The DC sports landscape picture above shows that there's a ton of teams already. As a non-big four league team, considering that the Redskins are relevant again and may win the NFC East for the first time since 1999 next Sunday, and also where the Nationals won the NL East title with a young core featuring two consecutive number 1 overall draft picks who are rising superstars in the MLB, the only way the Mystics are going to get any considerable attention is by winning consistently. Also, whenever the NHL lockout ends, the Capitals should remain a competitive team and have a chance to make a run in the Stanley Cup Playoffs. And this isn't including Baltimore sports where the Ravens are consistent winners every year, and the Orioles returned to the MLB playoffs for the first time after the Cal Ripken, Jr. era.
Sure, periodic media luncheons, and "get to know the players pieces" on a channel are good and all as the team can gain more media ties, but that's not going to necessarily draw fans to games.
3. Coach Thibault's hiring is great, and it can draw existing Mystics fans to renew their season tickets, but players draw casual observers.
Kind of ties with the first takeaway. If you read this site regularly, you are in all likelihood a WNBA fan, and you probably think Coach Thibault is a monster hire for the Mystics. If you read this site occasionally, or are just a casual observer, then you probably aren't going to watch a Mystics game because of Mike Thibault as the coach.
You want to see players, and the current roster, though there are some good players, just doesn't give that many casual observers enough reason to watch. This is exacerbated when the Nationals/Orioles are also playing in the summer, as well as the DC United (soccer), Kastles (tennis), and even the Bayhawks (lacrosse). Let me also add that the Kastles won the WTT title for the 2nd straight year (as well as two straight undefeated seasons), and the Bayhawks won the MLL title this past season, and therefore they also have more reason to get coverage than the Mystics because they're winning. And honestly, they deserve it.
I'm not saying that Thibault's hire is not going to draw more fans, but if the roster doesn't have a player that is someone that the league markets on a national level, the additional fans in the stands are likely just Mystics fans who decided to show up and show faith in their new coach rather than casual observers who want to see the new WNBA superstar who plays for DC.
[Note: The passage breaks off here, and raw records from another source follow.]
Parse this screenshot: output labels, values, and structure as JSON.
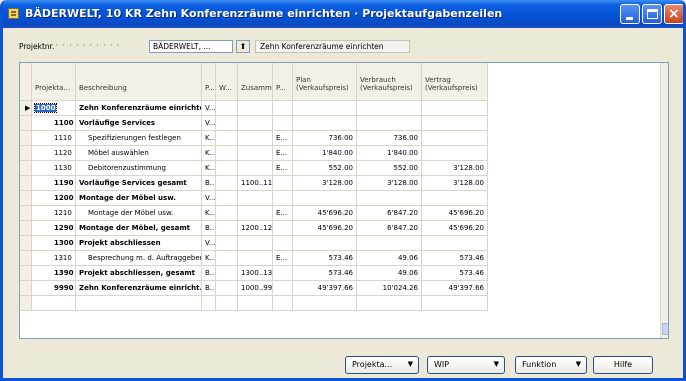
{
  "window": {
    "title": "BÄDERWELT, 10 KR Zehn Konferenzräume einrichten · Projektaufgabenzeilen"
  },
  "filter": {
    "label": "Projektnr.",
    "dots": "· · · · · · · · · · ·",
    "value": "BÄDERWELT, ...",
    "button": "⬆",
    "description": "Zehn Konferenzräume einrichten"
  },
  "columns": [
    "Projekta...",
    "Beschreibung",
    "P...",
    "W...",
    "Zusammenzä...",
    "P...",
    "Plan\n(Verkaufspreis)",
    "Verbrauch\n(Verkaufspreis)",
    "Vertrag\n(Verkaufspreis)"
  ],
  "rows": [
    {
      "id": "1000",
      "desc": "Zehn Konferenzräume einrichten",
      "p": "V...",
      "w": "",
      "sum": "",
      "p2": "",
      "plan": "",
      "verbrauch": "",
      "vertrag": "",
      "bold": true,
      "indent": 0,
      "selected": true
    },
    {
      "id": "1100",
      "desc": "Vorläufige Services",
      "p": "V...",
      "w": "",
      "sum": "",
      "p2": "",
      "plan": "",
      "verbrauch": "",
      "vertrag": "",
      "bold": true,
      "indent": 1
    },
    {
      "id": "1110",
      "desc": "Spezifizierungen festlegen",
      "p": "K...",
      "w": "",
      "sum": "",
      "p2": "E...",
      "plan": "736.00",
      "verbrauch": "736.00",
      "vertrag": "",
      "bold": false,
      "indent": 2
    },
    {
      "id": "1120",
      "desc": "Möbel auswählen",
      "p": "K...",
      "w": "",
      "sum": "",
      "p2": "E...",
      "plan": "1'840.00",
      "verbrauch": "1'840.00",
      "vertrag": "",
      "bold": false,
      "indent": 2
    },
    {
      "id": "1130",
      "desc": "Debitorenzustimmung",
      "p": "K...",
      "w": "",
      "sum": "",
      "p2": "E...",
      "plan": "552.00",
      "verbrauch": "552.00",
      "vertrag": "3'128.00",
      "bold": false,
      "indent": 2
    },
    {
      "id": "1190",
      "desc": "Vorläufige Services gesamt",
      "p": "B...",
      "w": "",
      "sum": "1100..1190",
      "p2": "",
      "plan": "3'128.00",
      "verbrauch": "3'128.00",
      "vertrag": "3'128.00",
      "bold": true,
      "indent": 1
    },
    {
      "id": "1200",
      "desc": "Montage der Möbel usw.",
      "p": "V...",
      "w": "",
      "sum": "",
      "p2": "",
      "plan": "",
      "verbrauch": "",
      "vertrag": "",
      "bold": true,
      "indent": 1
    },
    {
      "id": "1210",
      "desc": "Montage der Möbel usw.",
      "p": "K...",
      "w": "",
      "sum": "",
      "p2": "E...",
      "plan": "45'696.20",
      "verbrauch": "6'847.20",
      "vertrag": "45'696.20",
      "bold": false,
      "indent": 2
    },
    {
      "id": "1290",
      "desc": "Montage der Möbel, gesamt",
      "p": "B...",
      "w": "",
      "sum": "1200..1290",
      "p2": "",
      "plan": "45'696.20",
      "verbrauch": "6'847.20",
      "vertrag": "45'696.20",
      "bold": true,
      "indent": 1
    },
    {
      "id": "1300",
      "desc": "Projekt abschliessen",
      "p": "V...",
      "w": "",
      "sum": "",
      "p2": "",
      "plan": "",
      "verbrauch": "",
      "vertrag": "",
      "bold": true,
      "indent": 1
    },
    {
      "id": "1310",
      "desc": "Besprechung m. d. Auftraggeber",
      "p": "K...",
      "w": "",
      "sum": "",
      "p2": "E...",
      "plan": "573.46",
      "verbrauch": "49.06",
      "vertrag": "573.46",
      "bold": false,
      "indent": 2
    },
    {
      "id": "1390",
      "desc": "Projekt abschliessen, gesamt",
      "p": "B...",
      "w": "",
      "sum": "1300..1390",
      "p2": "",
      "plan": "573.46",
      "verbrauch": "49.06",
      "vertrag": "573.46",
      "bold": true,
      "indent": 1
    },
    {
      "id": "9990",
      "desc": "Zehn Konferenzräume einricht...",
      "p": "B...",
      "w": "",
      "sum": "1000..9990",
      "p2": "",
      "plan": "49'397.66",
      "verbrauch": "10'024.26",
      "vertrag": "49'397.66",
      "bold": true,
      "indent": 1
    },
    {
      "id": "",
      "desc": "",
      "p": "",
      "w": "",
      "sum": "",
      "p2": "",
      "plan": "",
      "verbrauch": "",
      "vertrag": "",
      "bold": false,
      "indent": 0
    }
  ],
  "buttons": [
    {
      "label": "Projekta...",
      "dropdown": true
    },
    {
      "label": "WIP",
      "dropdown": true
    },
    {
      "label": "Funktion",
      "dropdown": true
    },
    {
      "label": "Hilfe",
      "dropdown": false
    }
  ],
  "colors": {
    "titlebar": "#0453d6",
    "window_bg": "#ece9d8",
    "selection": "#3166c4"
  }
}
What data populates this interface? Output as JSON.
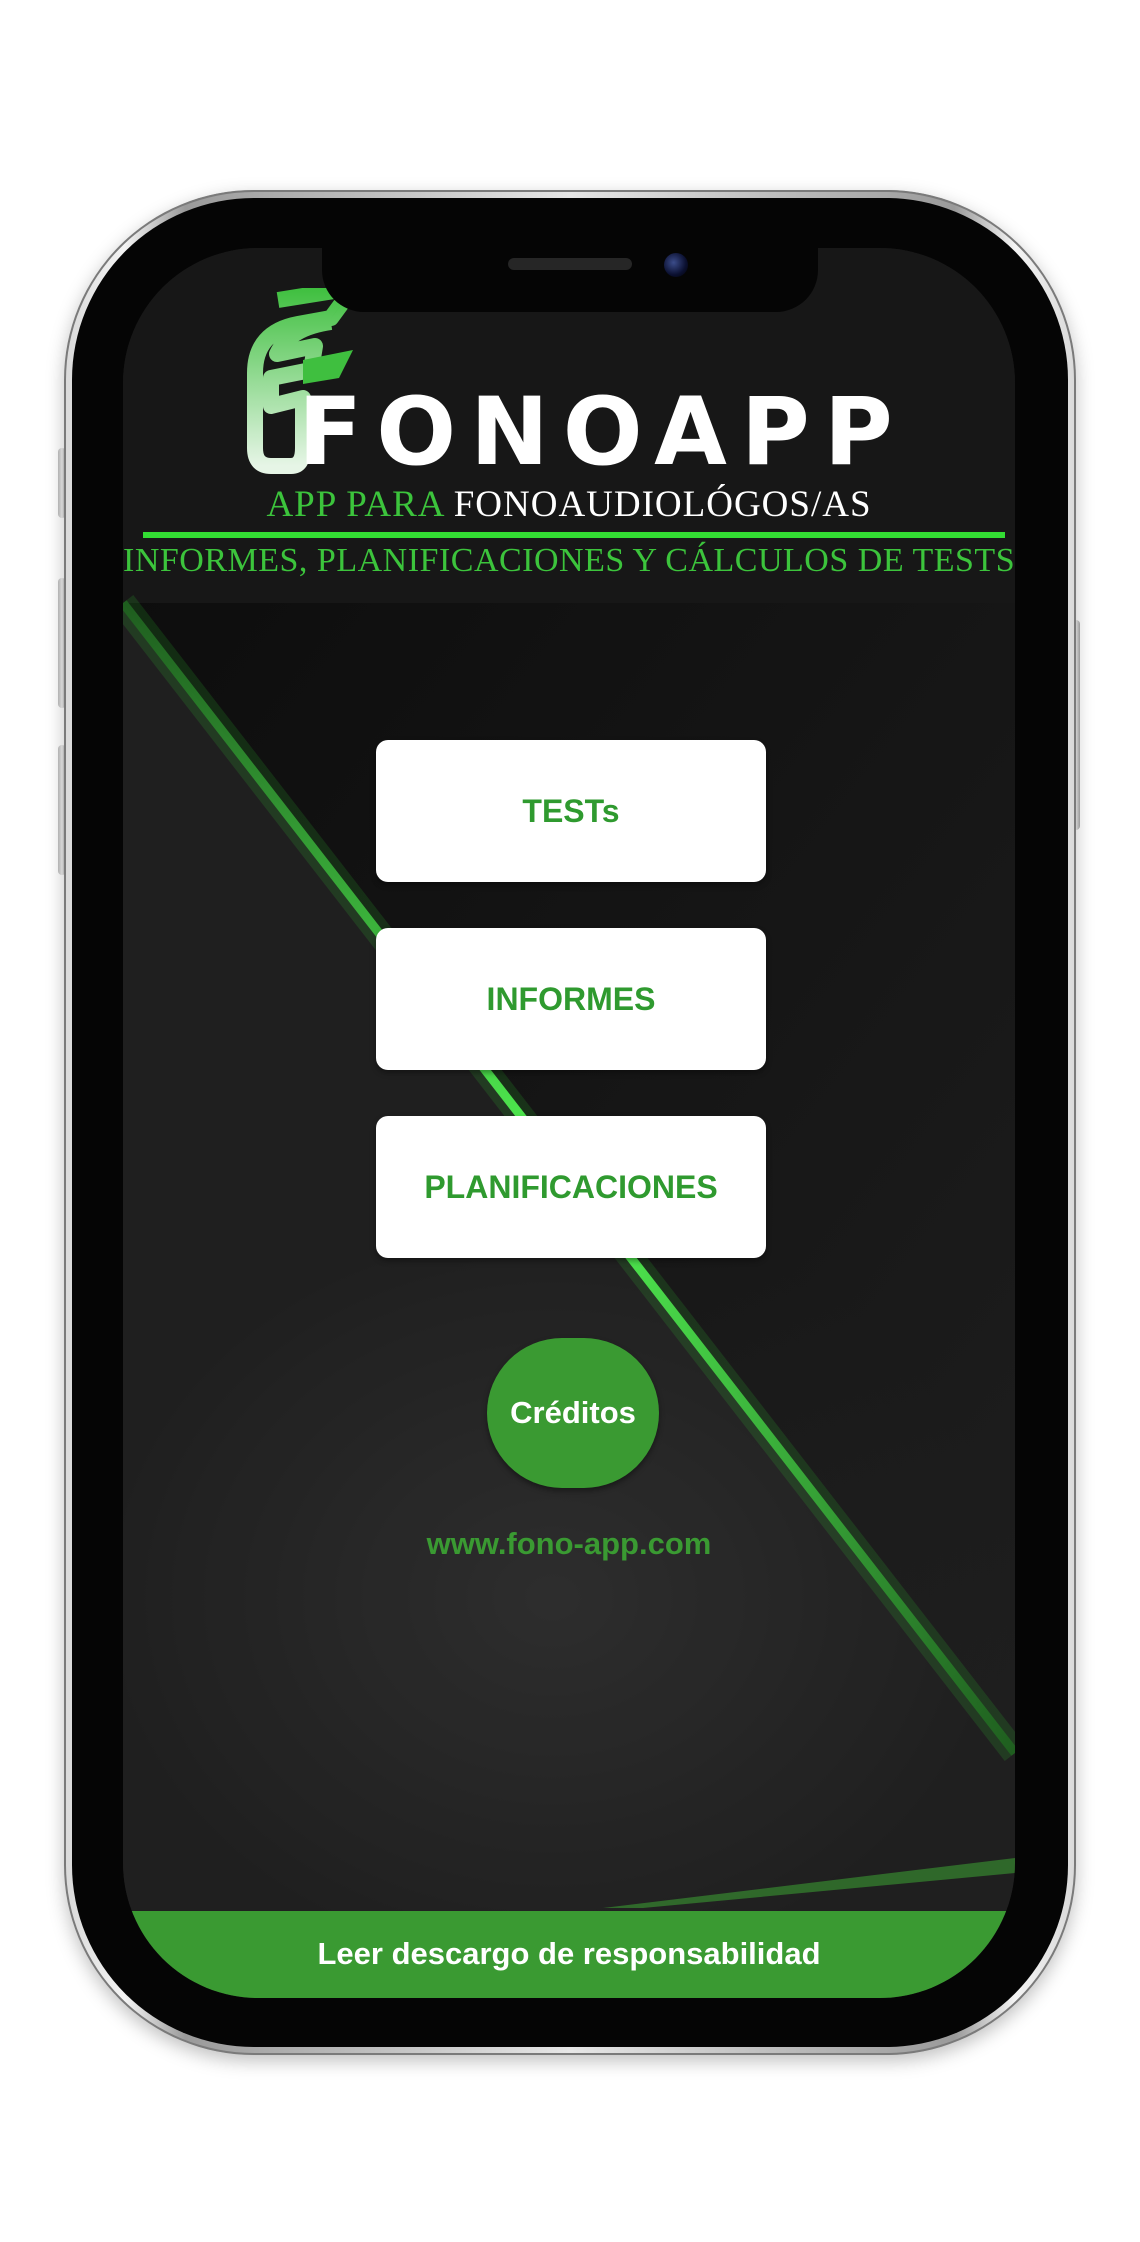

After the Audio Piece...
I actually did get to ask him a question after the initial Q&A and that was because the questions I could think of were basically asked anyway. As we mentioned in our piece when he was hired, Coach Thibault was involved in NBA player development and scouting for many years, including being part of the Lakers and Bulls when Magic Johnson and Michael Jordan started their pro careers. In light of the fact that Phoenix Mercury GM/HC Corey Gaines is also a player development coach for the Phoenix Suns, I asked Coach Thibault if the organization asked him to assist with the Washington Wizards on similar duties. And considering that the Wizards are playing like the Mystics did this past summer, having an additional basketball mind involved with the experience he has can't hurt.
He replied to me that he hasn't really talked to owner Ted Leonsis that much about that for now, mostly because he has "a lot on his plate" with the Mystics, and I certainly agree with him there.
It should also be noted that Coach Thibault also had other opportunities to coach besides the Mystics. The Portland Trail Blazers offered him a chance to return as an assistant, but he turned that job down to come to DC.
So that's all the insight I have from this event, and I left cautiously optimistic that Coach Thibault will lead the Mystics in the right direction in the short and long term.